The conference was also attended by senior Pentagon officials who, when addressing the audience, underlined the Initiative's importance, stressing that it was not part of an effort to segregate the group from the Western security alliance.
"This offer is not intended to advocate a regional alliance among your four nations, nor is it intended to distract your attention away from NATO membership," said Emmett Paige Assistant US Secretary of Defence for Command, Control, Communication, and Intelligence.
Paige stated that, by jointly developing a modernisation strategy for regional-airspace management, the four nations will demonstrate their resolve to achieve stability through clearly defined co-operative relationships with their neighbours.
According to Paige, the Pentagon is prepared to set aside up to $25 million to help establish state-of-the-art national command centres in each of the four Visegrad nations.
He stressed, however, the need for the four states to take the initiative immediately by making critical investment decisions which are the cornerstone of inter-operability with Western European countries.
The Assistant US Defence Secretary urged the defence and transport ministries to change aviation laws, and adopt Western standards for civilian control of airspace during peace time.

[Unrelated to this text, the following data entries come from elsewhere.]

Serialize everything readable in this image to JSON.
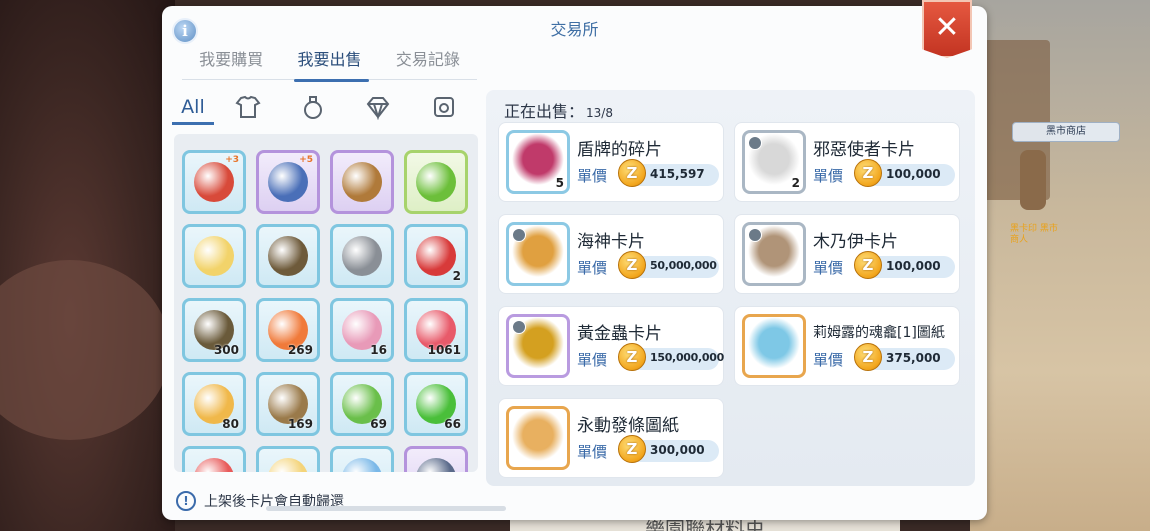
{
  "dialog": {
    "title": "交易所",
    "tabs": [
      {
        "label": "我要購買",
        "active": false
      },
      {
        "label": "我要出售",
        "active": true
      },
      {
        "label": "交易記錄",
        "active": false
      }
    ],
    "info_glyph": "i",
    "close_glyph": "✕"
  },
  "categories": {
    "all_label": "All",
    "icons": [
      "armor-icon",
      "potion-icon",
      "gem-icon",
      "card-icon"
    ]
  },
  "inventory": [
    {
      "icon": "red-axe-icon",
      "frame": "blue",
      "plus": "+3",
      "qty": ""
    },
    {
      "icon": "blue-sword-icon",
      "frame": "purple",
      "plus": "+5",
      "qty": ""
    },
    {
      "icon": "belt-icon",
      "frame": "purple",
      "plus": "",
      "qty": ""
    },
    {
      "icon": "green-pendant-icon",
      "frame": "green",
      "plus": "",
      "qty": ""
    },
    {
      "icon": "flower-icon",
      "frame": "blue",
      "plus": "",
      "qty": ""
    },
    {
      "icon": "boots-icon",
      "frame": "blue",
      "plus": "",
      "qty": ""
    },
    {
      "icon": "staff-icon",
      "frame": "blue",
      "plus": "",
      "qty": ""
    },
    {
      "icon": "red-gem-icon",
      "frame": "blue",
      "plus": "",
      "qty": "2"
    },
    {
      "icon": "seed-icon",
      "frame": "blue",
      "plus": "",
      "qty": "300"
    },
    {
      "icon": "juice-icon",
      "frame": "blue",
      "plus": "",
      "qty": "269"
    },
    {
      "icon": "peach-icon",
      "frame": "blue",
      "plus": "",
      "qty": "16"
    },
    {
      "icon": "candy-icon",
      "frame": "blue",
      "plus": "",
      "qty": "1061"
    },
    {
      "icon": "squash-icon",
      "frame": "blue",
      "plus": "",
      "qty": "80"
    },
    {
      "icon": "jar-icon",
      "frame": "blue",
      "plus": "",
      "qty": "169"
    },
    {
      "icon": "bottle-icon",
      "frame": "blue",
      "plus": "",
      "qty": "69"
    },
    {
      "icon": "lightning-icon",
      "frame": "blue",
      "plus": "",
      "qty": "66"
    },
    {
      "icon": "apple-icon",
      "frame": "blue",
      "plus": "",
      "qty": ""
    },
    {
      "icon": "star-icon",
      "frame": "blue",
      "plus": "",
      "qty": ""
    },
    {
      "icon": "crystal-icon",
      "frame": "blue",
      "plus": "",
      "qty": ""
    },
    {
      "icon": "box-icon",
      "frame": "purple",
      "plus": "",
      "qty": ""
    }
  ],
  "hint": {
    "text": "上架後卡片會自動歸還"
  },
  "selling": {
    "label": "正在出售：",
    "count": "13/8",
    "price_label": "單價",
    "coin_glyph": "Z",
    "items": [
      {
        "name": "盾牌的碎片",
        "price": "415,597",
        "qty": "5",
        "frame": "blue",
        "color": "#c03a6a"
      },
      {
        "name": "邪惡使者卡片",
        "price": "100,000",
        "qty": "2",
        "frame": "grey",
        "color": "#d8d8d8"
      },
      {
        "name": "海神卡片",
        "price": "50,000,000",
        "qty": "",
        "frame": "blue",
        "color": "#e0a040"
      },
      {
        "name": "木乃伊卡片",
        "price": "100,000",
        "qty": "",
        "frame": "grey",
        "color": "#b09478"
      },
      {
        "name": "黃金蟲卡片",
        "price": "150,000,000",
        "qty": "",
        "frame": "purple",
        "color": "#d4a020"
      },
      {
        "name": "莉姆露的魂龕[1]圖紙",
        "price": "375,000",
        "qty": "",
        "frame": "gold",
        "color": "#7ec8e6"
      },
      {
        "name": "永動發條圖紙",
        "price": "300,000",
        "qty": "",
        "frame": "gold",
        "color": "#e8b060"
      }
    ]
  },
  "scene": {
    "npc_label": "黑市商店",
    "npc_sub": "黑卡印 黑市商人",
    "sign_text": "樂園聯材料虫"
  }
}
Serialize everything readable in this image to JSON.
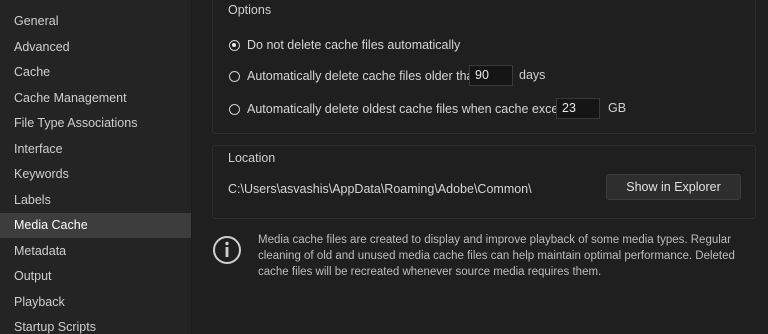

He also encouraged country representatives to begin funding programmes that would equip military aircraft with NATO-compatible transponders for improving flying safety.
Source: Flight International